Within the property industry in England & Wales, it has long been accepted that there are inherent problems with the current house buying and selling process. You don’t have to look too far to find historically high fall through levels (currently 28% Nationally and 35% in London) to know that something is awry.
During Sajid Javid’s recent call for a consultation, I and other property professionals attended various round-table events to offer our opinions. In particular, one part of the consultation excited us at Sprift, a nod to “examining digital solutions, involving putting more data online to speed up the home-buying process.” It is this idea of having readily available data at the first enquiry to make the home buying process more transparent, that drives us.

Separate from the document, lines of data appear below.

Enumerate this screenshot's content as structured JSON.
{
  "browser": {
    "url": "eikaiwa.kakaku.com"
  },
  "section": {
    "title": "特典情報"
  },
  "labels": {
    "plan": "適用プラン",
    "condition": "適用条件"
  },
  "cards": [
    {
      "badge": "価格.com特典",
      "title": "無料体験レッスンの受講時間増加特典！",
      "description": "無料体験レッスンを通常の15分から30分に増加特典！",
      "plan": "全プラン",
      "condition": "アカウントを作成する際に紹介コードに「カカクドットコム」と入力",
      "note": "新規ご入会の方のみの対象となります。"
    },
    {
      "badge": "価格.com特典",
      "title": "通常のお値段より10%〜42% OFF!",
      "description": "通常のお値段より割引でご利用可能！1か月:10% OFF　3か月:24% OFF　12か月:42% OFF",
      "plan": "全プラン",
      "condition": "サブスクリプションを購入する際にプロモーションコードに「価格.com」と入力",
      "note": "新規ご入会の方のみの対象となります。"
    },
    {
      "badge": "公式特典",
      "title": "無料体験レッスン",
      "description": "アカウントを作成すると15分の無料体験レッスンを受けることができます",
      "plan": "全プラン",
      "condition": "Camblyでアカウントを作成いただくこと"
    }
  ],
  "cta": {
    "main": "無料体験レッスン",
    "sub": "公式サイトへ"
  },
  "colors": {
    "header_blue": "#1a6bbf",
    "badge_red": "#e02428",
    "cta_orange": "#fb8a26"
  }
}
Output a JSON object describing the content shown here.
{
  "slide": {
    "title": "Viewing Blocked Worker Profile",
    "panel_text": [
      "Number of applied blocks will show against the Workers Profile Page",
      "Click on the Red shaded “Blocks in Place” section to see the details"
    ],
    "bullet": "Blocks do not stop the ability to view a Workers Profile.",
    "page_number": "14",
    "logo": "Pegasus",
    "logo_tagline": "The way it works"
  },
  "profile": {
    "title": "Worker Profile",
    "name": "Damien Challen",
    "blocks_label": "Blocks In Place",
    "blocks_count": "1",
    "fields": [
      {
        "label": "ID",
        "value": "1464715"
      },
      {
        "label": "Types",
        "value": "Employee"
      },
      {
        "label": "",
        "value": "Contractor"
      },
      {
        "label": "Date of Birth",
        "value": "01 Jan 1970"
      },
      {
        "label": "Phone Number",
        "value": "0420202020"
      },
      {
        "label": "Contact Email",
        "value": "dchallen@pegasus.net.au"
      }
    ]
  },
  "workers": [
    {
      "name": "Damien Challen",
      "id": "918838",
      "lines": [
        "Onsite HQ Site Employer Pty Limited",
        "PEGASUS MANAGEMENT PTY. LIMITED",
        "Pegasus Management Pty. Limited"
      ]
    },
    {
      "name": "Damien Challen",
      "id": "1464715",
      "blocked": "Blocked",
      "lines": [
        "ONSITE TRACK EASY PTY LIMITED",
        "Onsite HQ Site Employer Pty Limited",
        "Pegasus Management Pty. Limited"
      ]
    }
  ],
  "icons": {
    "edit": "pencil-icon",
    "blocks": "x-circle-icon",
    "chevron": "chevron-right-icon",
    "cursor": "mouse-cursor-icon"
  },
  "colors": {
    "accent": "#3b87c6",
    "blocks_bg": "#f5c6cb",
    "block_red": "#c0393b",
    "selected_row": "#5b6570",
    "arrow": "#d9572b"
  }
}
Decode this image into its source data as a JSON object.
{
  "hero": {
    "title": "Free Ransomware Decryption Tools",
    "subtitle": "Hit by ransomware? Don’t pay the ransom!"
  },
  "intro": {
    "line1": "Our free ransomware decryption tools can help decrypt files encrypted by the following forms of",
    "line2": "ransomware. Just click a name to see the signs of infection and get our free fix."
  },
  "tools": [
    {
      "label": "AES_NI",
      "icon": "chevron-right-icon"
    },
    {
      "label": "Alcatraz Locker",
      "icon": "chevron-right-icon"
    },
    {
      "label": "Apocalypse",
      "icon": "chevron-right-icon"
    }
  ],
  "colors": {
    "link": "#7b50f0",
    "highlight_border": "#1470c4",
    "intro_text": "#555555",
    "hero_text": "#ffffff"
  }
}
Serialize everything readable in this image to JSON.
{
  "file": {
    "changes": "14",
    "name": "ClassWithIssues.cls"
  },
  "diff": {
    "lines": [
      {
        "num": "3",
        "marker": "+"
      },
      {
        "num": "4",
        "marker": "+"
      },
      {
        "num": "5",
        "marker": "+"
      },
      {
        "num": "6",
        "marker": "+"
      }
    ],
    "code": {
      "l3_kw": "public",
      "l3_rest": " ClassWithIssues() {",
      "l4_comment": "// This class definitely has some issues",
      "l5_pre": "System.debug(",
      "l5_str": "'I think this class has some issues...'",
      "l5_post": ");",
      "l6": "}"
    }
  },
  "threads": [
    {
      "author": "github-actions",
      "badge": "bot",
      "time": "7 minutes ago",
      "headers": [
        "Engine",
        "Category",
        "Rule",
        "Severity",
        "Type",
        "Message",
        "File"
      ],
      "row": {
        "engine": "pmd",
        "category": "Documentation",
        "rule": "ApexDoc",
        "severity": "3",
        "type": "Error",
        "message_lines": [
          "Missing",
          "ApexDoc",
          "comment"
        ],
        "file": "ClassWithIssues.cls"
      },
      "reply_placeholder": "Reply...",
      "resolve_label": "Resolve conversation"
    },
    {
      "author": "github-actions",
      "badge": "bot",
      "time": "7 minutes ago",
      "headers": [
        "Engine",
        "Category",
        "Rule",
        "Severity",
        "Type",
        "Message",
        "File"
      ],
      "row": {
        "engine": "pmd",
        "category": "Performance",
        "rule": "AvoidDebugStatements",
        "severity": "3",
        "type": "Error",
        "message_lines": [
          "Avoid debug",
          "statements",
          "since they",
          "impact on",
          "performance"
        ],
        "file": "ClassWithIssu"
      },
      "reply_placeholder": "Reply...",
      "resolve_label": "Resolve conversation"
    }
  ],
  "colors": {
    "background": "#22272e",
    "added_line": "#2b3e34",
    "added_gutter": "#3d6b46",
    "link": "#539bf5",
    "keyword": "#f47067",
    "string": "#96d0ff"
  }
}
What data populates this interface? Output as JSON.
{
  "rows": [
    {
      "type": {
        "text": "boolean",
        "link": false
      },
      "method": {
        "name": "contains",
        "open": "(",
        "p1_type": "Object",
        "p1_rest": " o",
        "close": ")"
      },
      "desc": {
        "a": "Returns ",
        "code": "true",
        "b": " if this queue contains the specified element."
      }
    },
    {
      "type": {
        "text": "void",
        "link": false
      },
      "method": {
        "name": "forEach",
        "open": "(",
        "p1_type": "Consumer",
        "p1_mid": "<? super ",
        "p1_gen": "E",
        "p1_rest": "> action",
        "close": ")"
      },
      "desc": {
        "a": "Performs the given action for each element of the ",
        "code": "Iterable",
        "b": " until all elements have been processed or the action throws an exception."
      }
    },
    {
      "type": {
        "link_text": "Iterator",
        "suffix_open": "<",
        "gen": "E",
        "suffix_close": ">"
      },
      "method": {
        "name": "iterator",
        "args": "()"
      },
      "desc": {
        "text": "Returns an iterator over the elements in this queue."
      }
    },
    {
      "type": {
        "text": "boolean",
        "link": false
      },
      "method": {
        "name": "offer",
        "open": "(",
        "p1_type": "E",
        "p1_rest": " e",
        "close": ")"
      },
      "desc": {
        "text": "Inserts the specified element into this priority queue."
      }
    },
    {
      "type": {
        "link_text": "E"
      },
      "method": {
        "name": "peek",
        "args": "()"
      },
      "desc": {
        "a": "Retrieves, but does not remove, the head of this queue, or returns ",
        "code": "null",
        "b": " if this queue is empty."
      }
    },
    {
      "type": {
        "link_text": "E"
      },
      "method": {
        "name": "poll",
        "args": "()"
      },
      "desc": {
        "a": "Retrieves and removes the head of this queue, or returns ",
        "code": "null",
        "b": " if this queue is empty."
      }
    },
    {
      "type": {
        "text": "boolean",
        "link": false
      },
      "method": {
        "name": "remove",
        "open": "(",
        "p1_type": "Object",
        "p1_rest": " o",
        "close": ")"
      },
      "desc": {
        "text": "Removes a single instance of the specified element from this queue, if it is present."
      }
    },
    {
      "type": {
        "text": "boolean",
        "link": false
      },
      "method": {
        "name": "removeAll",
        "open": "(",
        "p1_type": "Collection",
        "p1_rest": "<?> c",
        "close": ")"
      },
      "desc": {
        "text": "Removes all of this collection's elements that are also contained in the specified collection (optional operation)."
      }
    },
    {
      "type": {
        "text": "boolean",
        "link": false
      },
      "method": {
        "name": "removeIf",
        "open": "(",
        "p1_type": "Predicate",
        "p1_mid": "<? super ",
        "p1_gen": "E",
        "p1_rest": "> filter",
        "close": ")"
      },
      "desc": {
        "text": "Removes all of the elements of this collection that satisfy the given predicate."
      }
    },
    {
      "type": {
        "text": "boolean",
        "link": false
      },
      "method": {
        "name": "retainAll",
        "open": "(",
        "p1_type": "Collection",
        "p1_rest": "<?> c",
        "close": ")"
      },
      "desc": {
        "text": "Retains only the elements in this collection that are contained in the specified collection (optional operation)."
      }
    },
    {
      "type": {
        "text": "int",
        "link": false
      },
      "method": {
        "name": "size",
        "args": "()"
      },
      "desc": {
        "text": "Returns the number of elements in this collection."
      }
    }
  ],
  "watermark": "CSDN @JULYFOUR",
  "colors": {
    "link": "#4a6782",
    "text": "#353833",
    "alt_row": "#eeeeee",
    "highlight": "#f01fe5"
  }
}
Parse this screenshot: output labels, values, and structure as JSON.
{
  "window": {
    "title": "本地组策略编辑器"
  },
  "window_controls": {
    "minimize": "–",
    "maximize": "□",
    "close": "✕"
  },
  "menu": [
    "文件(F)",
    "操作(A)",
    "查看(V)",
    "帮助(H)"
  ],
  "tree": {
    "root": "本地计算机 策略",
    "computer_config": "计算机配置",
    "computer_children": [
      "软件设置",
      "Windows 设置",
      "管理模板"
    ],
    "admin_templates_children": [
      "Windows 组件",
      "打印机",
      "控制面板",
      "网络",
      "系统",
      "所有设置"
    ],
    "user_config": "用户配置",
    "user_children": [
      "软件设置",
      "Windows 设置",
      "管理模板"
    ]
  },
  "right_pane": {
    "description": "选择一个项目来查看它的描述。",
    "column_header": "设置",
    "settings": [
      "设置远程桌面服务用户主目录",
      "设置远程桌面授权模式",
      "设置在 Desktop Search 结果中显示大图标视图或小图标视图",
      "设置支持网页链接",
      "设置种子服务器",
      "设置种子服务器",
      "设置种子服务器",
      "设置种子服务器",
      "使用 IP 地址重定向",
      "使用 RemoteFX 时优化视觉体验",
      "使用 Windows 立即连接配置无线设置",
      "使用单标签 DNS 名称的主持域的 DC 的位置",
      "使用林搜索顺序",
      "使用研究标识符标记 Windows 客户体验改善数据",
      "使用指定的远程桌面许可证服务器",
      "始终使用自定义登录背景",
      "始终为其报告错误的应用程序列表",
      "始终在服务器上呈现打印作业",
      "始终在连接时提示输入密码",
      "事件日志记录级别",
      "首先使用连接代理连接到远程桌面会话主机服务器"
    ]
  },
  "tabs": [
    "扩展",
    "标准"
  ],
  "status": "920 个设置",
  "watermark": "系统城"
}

Many estate agents and industry commentators suggest that the real blame for an aborted transaction can be laid at the information’s door. Information that was either misleading, unexplained, taking too long to produce or just plain simply missing. The effects of this on buyers is that as time elapses whilst data is collated their initial buying decision can cool or be bought into doubt. Such issues typically occur when the matter is in the hands of a conveyancer and the agents negotiating powers have lessened. An additional consequence of the late delivery of key facts is that purchasers have now outlaid financially on surveys, search and could stand to be ‘out-ot-pocket’ through no fault of their own. We have consulted with hundreds of agents who all report that the tide has changed from a time when financially committed buyers would most likely still proceed after discovering some areas of concern.
Nowadays they are not only more likely to walk away but also turn to the online communities to broadcast how they feel they have been poorly treated and/or misled. The same is even more true of investment buyers, who have made up an increasingly greater share of the market. They attach less emotion to the property, whilst focusing harder on the quality of the asset. So, it follows that they are even more discerning buyers and will object to the time lost by an aborted transaction. Fortunately in this age of transparency and technology, things are finally transpiring to assist the home-buying process, by allowing purchasers and investors access to the key facts they really need at the first enquiry. The Sprift property platform is just one such system that effortlessly presents information upfront that could otherwise thwart a sale when disclosed at a later date.
Sprift helps to lower the stress of buying and selling properties, reducing the amount of money and time lost when sales fall through and speeding up average transaction times. In addition, Sprift also harvests invaluable information that is rarely transferred from homeowner to buyer, to compiling a full-service history for each property.
Sprift is already partnering with many Estate Agents and Solicitors who seek to offer high standards of customer service and transparency, it is also the perfect platform for landlords and developers to research and manage their projects and portfolios. With more technology like this being introduced, it would be interesting to see just how far proptech can take us in the future. To find out more about Sprift, see here.